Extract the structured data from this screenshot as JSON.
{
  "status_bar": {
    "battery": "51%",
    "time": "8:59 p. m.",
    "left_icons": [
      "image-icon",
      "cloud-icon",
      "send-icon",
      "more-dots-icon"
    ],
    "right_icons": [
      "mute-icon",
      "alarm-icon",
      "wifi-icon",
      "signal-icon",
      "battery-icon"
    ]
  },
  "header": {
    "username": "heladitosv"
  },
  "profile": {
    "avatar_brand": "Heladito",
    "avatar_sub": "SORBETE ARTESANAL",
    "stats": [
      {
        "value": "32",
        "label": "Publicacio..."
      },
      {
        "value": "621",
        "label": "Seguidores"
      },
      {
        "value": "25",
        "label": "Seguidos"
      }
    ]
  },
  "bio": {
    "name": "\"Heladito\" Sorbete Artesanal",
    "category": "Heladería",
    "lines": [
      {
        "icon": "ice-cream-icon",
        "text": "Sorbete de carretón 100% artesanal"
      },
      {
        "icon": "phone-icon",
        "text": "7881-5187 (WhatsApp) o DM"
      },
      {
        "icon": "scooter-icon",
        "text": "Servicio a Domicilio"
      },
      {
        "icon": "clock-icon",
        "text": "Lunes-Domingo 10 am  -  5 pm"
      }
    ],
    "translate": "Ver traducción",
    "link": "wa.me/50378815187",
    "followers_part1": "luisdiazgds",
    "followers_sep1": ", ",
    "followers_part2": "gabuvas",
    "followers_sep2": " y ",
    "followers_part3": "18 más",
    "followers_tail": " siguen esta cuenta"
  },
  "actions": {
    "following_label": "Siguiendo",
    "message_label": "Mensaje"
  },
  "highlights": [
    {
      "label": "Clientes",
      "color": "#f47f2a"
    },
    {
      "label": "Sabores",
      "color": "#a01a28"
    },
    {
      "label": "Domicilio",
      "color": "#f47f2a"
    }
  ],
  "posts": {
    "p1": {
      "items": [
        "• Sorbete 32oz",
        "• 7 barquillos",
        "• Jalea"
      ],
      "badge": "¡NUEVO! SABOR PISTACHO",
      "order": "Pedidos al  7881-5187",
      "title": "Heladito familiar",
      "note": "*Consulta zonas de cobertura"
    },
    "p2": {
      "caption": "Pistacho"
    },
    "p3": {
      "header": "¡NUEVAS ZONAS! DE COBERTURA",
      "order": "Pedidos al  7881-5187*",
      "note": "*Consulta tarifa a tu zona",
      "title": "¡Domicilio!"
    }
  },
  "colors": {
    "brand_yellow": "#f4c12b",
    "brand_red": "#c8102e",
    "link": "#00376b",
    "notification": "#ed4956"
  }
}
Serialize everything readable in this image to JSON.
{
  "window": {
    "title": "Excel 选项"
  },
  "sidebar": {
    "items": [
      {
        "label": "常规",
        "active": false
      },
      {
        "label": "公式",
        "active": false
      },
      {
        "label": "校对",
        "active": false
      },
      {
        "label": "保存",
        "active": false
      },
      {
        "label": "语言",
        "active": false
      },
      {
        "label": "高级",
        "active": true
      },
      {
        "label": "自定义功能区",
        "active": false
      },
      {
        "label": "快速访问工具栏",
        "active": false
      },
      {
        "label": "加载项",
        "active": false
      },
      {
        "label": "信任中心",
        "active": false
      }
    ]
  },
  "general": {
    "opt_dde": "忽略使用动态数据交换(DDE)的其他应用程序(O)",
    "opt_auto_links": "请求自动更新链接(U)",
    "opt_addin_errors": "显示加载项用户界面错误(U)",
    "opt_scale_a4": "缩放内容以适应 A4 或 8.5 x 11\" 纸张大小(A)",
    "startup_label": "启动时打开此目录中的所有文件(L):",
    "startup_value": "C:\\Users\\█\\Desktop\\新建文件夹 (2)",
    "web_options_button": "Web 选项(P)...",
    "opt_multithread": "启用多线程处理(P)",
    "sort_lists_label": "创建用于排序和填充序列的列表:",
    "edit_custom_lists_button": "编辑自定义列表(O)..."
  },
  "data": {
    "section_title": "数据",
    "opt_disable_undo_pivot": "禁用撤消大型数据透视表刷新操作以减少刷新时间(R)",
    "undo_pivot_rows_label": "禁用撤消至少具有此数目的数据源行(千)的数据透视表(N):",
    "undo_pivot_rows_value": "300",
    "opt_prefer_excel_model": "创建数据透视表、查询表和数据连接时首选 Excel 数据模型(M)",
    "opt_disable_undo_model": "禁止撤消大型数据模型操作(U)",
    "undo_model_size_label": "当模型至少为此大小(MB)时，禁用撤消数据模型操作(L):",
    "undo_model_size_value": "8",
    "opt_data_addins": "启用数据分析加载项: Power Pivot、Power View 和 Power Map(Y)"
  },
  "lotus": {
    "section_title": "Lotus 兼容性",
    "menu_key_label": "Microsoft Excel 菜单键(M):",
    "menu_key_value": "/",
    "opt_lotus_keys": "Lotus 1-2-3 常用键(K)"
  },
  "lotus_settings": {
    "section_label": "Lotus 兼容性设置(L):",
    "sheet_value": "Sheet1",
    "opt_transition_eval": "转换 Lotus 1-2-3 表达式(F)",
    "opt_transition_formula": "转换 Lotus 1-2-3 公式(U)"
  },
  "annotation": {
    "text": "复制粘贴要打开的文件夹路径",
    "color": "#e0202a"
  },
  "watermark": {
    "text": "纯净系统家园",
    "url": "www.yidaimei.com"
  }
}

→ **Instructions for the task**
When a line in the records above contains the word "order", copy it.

→ **Output for this exercise**
      "order": "Pedidos al  7881-5187",
      "order": "Pedidos al  7881-5187*",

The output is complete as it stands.